These common arguments, like the ones presented in Recession Proof Graduate, ignore highly important social structures that prevent people from being able to achieve the same privileges that others have. For example, Recession Proof Graduate argues that you should ask your "network" to help you find a rare job that isn't your typical 9-5, where you can first work for free and then hope to get a job later on. This is a rare privilege that only a small population can afford to carry out. Providing a young student with a manual that suggests these things is ignoring the interplay between a societal issue of a poor job market and cultural problem of encouraging Americans to work excessive hours, and is merely confusing it with the lack of individual motivation and strategy. According to an article written by Mugambi Jouet, "Naturally, hard work can significantly contribute to one's success. That sensible proposition is distinct from the suggestion that any indigent person could become affluent by simply adopting the right attitude" (Joet 2012). This quotation shows that there is a common generalization made that suggests that poverty is a mindset and can be changed by setting more goals. This is not to say that hard work has no effect on standard of living, but there are other influential sociological factors that play into one's life situation.

Another common area where we can see institutions and structures impeding our view of the world is through sustainability and environmental standards. A large portion of people actually do care about the Earth and recognize the eminent threat we face across the world. Why, then, is it common to see so many people still driving to work everyday and buying SUVs at excessive rates? It is because there are institutions and structures that make it much easier to choose these options than to choose the option that is most in line with our desires. For example, our world's infrastructure is primarily built around cars, rather than pedestrians or bikes. We make the default option to drive. We also subsidize oil, create huge barriers for companies like Tesla from selling directly, and more. These constrain the consumer to only be able to choose within a finite set of options.

This has become so much the case that it is often much harder to find a safe way to walk to your destination than to drive there. For example, my best friend lives very close to my house in my hometown. While I could walk there in about fifteen minutes, I always drive because there are no sidewalks to get to her house and the road is very dangerous. This speaks to both the nature of poor suburban design that encourages sprawl, but also to the fact that it is easier for me to drive than to walk. Even though it is still my personal choice to drive, there are lots of overarching structures that make this overwhelmingly more likely for me to choose.

It is clear that being aware of structures and institutions can drastically alter the way we view the world.

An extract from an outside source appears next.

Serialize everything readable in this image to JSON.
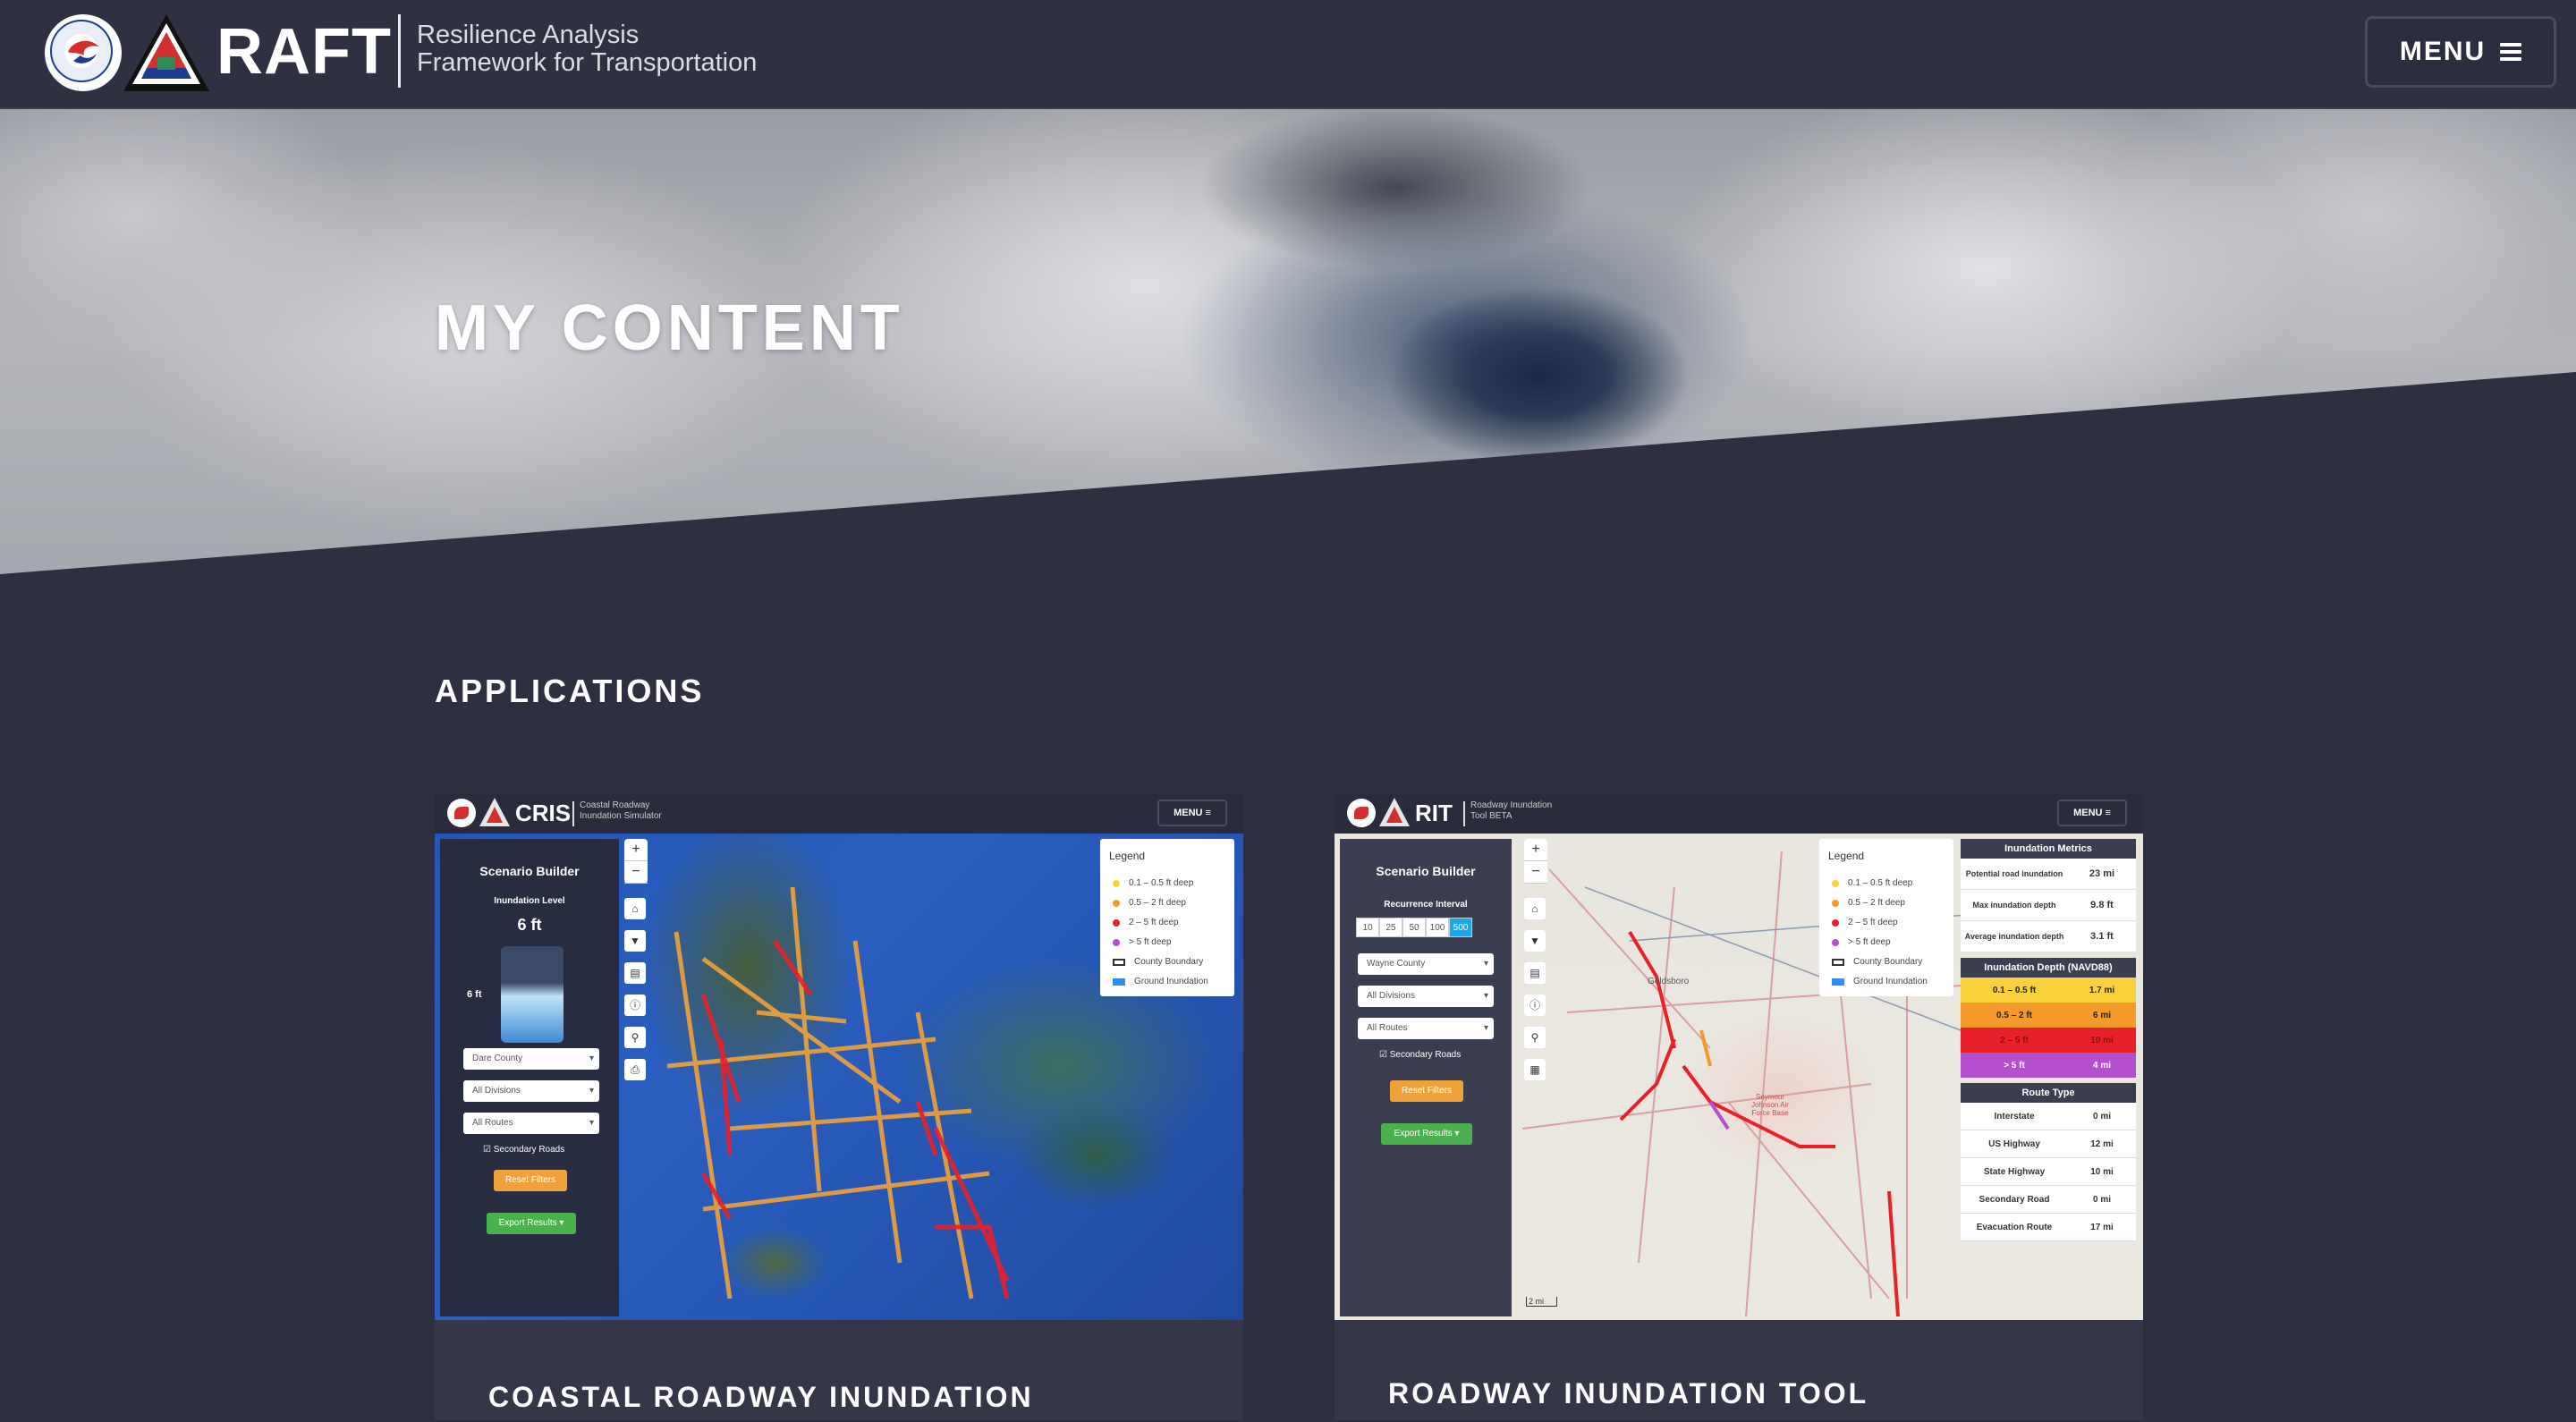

Together, they act as tools within the greater sociological imagination to help us think critically about why individuals may make choices. Whether it has to do with being unemployed during an economic recession or choosing to drive an SUV when you agree that environmental stewardship is highly important, having a sociological imagination helps us to explain the true reasoning behind them. Rather than trying to make college graduates "Recession-Proof" or focusing a lot of energy on environmental education, perhaps looking at the world more sociologically will help us to see that these really are not the roots to the overarching social issues that plague our world.